On Brexit, there remains no clear way forward, which is why the Chamber have called for Article 50 to be extended avoid leaving the EU without a deal, allowing Westminster time to work through the grey to find an approach with broad support.

Businesses have become accustomed to this new normal – with certainty as elusive as a Greggs vegan sausage roll – but with only two months to go, it has put the brakes on future planning.

The region’s businesses have told us they’ve slowed investment in training compared to a year ago – a point backed up by figures on apprenticeship starts – and that staff costs are their main concern.
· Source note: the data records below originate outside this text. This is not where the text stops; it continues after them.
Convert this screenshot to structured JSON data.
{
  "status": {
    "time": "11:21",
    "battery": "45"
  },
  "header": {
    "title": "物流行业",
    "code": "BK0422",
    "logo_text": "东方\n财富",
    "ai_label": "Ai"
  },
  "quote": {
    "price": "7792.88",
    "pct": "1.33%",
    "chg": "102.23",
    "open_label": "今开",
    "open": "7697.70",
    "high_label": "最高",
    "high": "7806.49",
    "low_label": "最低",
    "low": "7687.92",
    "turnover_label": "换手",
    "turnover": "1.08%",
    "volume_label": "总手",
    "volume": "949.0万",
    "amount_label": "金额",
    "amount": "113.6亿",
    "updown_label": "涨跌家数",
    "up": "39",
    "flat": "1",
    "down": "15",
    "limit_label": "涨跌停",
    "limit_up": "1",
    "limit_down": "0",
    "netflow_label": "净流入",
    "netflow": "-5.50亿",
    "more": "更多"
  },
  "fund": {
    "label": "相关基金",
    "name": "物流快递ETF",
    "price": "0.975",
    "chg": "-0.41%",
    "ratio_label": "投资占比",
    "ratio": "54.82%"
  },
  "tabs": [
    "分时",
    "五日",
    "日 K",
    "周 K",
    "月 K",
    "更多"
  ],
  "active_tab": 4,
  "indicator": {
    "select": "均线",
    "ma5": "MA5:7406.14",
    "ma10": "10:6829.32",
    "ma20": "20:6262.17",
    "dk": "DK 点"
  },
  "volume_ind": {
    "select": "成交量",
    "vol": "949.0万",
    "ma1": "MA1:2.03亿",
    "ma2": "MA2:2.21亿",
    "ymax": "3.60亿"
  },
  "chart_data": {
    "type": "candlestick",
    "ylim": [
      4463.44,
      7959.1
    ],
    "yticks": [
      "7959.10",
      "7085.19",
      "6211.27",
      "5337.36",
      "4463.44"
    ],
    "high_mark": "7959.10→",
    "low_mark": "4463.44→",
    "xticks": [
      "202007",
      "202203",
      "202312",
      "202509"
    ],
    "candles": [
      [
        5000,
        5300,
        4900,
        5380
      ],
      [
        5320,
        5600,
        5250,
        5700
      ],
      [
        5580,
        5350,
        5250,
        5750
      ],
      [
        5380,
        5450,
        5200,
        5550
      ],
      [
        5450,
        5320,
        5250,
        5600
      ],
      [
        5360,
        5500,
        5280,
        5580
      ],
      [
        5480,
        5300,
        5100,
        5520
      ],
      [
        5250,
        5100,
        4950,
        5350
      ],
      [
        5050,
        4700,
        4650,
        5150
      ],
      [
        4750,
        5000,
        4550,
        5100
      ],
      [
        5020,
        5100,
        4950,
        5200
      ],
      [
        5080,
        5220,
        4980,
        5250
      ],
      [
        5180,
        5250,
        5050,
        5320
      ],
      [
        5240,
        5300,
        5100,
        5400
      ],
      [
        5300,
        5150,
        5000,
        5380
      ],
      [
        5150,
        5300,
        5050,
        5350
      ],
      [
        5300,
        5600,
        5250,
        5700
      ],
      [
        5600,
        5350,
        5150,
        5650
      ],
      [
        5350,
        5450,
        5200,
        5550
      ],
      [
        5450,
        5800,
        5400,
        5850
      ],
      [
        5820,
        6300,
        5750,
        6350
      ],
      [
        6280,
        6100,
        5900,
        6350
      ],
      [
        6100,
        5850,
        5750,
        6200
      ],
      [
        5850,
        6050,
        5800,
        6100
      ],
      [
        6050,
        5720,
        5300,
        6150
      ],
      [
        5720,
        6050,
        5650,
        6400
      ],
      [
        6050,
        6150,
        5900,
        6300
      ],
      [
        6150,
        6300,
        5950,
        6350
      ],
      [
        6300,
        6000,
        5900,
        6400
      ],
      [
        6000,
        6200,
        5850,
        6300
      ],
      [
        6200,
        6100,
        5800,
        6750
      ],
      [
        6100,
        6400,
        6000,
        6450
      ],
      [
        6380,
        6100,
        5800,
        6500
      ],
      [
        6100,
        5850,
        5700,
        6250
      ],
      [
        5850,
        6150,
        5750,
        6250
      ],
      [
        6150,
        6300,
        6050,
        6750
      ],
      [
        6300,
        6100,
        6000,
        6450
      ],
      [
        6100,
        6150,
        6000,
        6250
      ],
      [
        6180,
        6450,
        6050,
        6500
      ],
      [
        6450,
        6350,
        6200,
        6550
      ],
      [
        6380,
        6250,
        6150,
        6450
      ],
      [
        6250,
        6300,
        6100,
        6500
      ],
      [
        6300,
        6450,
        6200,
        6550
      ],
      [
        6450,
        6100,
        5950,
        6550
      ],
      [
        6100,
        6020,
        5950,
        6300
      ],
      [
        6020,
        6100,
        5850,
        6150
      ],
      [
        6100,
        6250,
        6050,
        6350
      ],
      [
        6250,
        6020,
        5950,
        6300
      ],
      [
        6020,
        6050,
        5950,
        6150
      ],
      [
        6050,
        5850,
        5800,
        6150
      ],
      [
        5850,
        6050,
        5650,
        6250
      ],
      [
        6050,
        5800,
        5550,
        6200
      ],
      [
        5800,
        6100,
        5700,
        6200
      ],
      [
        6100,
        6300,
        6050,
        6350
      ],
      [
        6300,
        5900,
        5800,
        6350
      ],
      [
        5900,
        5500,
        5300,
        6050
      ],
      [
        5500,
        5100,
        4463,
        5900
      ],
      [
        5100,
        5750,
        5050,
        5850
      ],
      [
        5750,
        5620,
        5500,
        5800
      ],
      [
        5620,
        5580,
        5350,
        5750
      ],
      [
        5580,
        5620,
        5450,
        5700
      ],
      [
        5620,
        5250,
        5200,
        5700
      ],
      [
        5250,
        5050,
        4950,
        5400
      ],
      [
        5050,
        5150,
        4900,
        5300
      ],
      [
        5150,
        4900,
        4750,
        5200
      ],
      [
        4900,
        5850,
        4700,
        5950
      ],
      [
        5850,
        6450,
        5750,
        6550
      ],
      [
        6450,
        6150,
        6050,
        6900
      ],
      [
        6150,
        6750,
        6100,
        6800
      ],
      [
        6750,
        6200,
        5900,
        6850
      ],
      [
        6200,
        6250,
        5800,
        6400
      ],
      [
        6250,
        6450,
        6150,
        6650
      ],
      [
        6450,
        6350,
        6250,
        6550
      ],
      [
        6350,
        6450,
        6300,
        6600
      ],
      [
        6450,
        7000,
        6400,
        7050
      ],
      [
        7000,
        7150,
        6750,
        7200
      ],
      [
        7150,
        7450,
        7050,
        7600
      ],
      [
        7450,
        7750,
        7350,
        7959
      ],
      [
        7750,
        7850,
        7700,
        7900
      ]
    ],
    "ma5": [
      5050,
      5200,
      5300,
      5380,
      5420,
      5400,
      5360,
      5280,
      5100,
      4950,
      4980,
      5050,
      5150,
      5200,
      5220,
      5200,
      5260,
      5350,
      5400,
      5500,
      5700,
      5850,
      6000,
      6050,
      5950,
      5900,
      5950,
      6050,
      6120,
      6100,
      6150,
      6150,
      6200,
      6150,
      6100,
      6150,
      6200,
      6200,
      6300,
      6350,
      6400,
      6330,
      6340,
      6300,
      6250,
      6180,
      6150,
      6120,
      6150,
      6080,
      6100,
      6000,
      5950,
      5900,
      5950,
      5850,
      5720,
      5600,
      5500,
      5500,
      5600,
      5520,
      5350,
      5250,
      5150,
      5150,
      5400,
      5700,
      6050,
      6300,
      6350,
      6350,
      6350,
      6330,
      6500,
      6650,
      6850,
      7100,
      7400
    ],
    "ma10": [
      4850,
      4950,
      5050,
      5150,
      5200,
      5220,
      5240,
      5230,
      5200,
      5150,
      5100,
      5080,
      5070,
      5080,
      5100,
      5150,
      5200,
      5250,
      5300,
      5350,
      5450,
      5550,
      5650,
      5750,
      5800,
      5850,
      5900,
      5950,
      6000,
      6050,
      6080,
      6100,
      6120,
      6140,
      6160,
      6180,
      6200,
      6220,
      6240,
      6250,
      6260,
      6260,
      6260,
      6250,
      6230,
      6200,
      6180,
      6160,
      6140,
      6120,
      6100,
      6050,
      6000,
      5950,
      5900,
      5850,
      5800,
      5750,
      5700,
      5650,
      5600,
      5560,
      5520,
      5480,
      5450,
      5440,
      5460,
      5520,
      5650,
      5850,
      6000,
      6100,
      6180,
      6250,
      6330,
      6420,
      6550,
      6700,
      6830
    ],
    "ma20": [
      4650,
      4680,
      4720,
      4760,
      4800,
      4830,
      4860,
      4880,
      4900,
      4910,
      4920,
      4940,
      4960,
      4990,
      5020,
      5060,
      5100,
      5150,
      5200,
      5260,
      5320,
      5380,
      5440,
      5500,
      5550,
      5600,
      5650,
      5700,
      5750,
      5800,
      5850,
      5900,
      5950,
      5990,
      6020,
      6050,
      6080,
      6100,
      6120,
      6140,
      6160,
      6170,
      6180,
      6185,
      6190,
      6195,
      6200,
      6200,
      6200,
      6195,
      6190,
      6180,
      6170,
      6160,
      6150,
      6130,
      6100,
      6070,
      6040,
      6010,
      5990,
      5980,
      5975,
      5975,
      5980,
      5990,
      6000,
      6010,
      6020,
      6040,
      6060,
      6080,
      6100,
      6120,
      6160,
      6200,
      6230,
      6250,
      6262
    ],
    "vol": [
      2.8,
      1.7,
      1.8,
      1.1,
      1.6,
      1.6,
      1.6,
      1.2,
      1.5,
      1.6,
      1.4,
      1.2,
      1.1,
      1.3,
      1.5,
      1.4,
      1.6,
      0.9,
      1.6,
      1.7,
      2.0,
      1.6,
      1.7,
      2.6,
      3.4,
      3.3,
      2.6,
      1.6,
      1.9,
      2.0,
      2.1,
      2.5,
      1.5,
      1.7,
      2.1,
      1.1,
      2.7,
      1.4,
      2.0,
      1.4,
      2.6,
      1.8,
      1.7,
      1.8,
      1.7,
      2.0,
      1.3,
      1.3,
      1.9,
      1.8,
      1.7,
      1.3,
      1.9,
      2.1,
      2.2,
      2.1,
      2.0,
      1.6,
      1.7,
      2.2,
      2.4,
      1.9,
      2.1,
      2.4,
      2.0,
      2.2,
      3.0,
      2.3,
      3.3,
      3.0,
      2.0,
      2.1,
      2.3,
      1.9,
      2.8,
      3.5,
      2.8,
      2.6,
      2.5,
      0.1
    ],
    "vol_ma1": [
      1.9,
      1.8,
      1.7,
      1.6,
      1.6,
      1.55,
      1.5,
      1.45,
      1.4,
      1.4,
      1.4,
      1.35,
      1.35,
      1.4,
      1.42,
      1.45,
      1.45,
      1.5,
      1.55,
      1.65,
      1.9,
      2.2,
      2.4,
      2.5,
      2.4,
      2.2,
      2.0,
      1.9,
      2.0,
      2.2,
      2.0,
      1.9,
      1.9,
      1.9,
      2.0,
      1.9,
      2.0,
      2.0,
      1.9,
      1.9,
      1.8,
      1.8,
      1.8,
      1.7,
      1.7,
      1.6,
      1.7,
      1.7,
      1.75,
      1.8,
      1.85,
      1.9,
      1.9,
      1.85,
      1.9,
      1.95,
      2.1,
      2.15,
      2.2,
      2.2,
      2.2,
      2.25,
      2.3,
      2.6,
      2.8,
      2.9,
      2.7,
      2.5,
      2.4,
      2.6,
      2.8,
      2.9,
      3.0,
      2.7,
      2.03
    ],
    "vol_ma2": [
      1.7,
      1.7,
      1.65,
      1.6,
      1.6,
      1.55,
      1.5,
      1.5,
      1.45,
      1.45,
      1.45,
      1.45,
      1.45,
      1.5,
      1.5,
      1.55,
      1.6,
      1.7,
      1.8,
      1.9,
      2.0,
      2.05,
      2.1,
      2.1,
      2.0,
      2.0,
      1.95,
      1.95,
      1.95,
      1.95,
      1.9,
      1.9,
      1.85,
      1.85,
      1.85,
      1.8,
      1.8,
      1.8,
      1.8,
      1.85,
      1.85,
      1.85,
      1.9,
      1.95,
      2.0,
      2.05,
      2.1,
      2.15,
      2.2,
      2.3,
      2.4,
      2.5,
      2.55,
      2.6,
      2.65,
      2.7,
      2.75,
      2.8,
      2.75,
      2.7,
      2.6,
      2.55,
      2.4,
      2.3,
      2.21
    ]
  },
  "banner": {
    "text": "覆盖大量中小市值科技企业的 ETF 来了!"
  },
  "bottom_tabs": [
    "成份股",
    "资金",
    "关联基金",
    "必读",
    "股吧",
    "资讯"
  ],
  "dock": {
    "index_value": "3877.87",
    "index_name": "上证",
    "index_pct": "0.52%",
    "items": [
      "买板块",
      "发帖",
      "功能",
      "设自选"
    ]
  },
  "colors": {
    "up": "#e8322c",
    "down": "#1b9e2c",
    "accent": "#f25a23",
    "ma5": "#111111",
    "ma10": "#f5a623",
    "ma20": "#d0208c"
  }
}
But, both domestic and export sales remain strong, giving the sense of a business community focused on serving customers and clients while holding fire on longer term plans.

The brakes seem to be on for consumers too – the availability of consumer credit has fallen, and retail sales have stalled too – perhaps a combination of low confidence, low real wage growth and high uncertainty for the future.

This is yet more bad news for the already fragile retail sector, and has ramifications for the wider economy, as household spending makes up 60% of GDP growth.

Retail an example of how the focus on Brexit means the grey extends into other areas.

In other times, the future of the high street would be the number one priority of a government, or the future of apprenticeships, or the future of housing.

Instead, we’ve had three largely stagnant years when it comes to substantive domestic policy.

With the absence of black and white from Westminster, and no sign of certainty on the horizon, the business community will need to continue as it has for three years, adapting with little political support.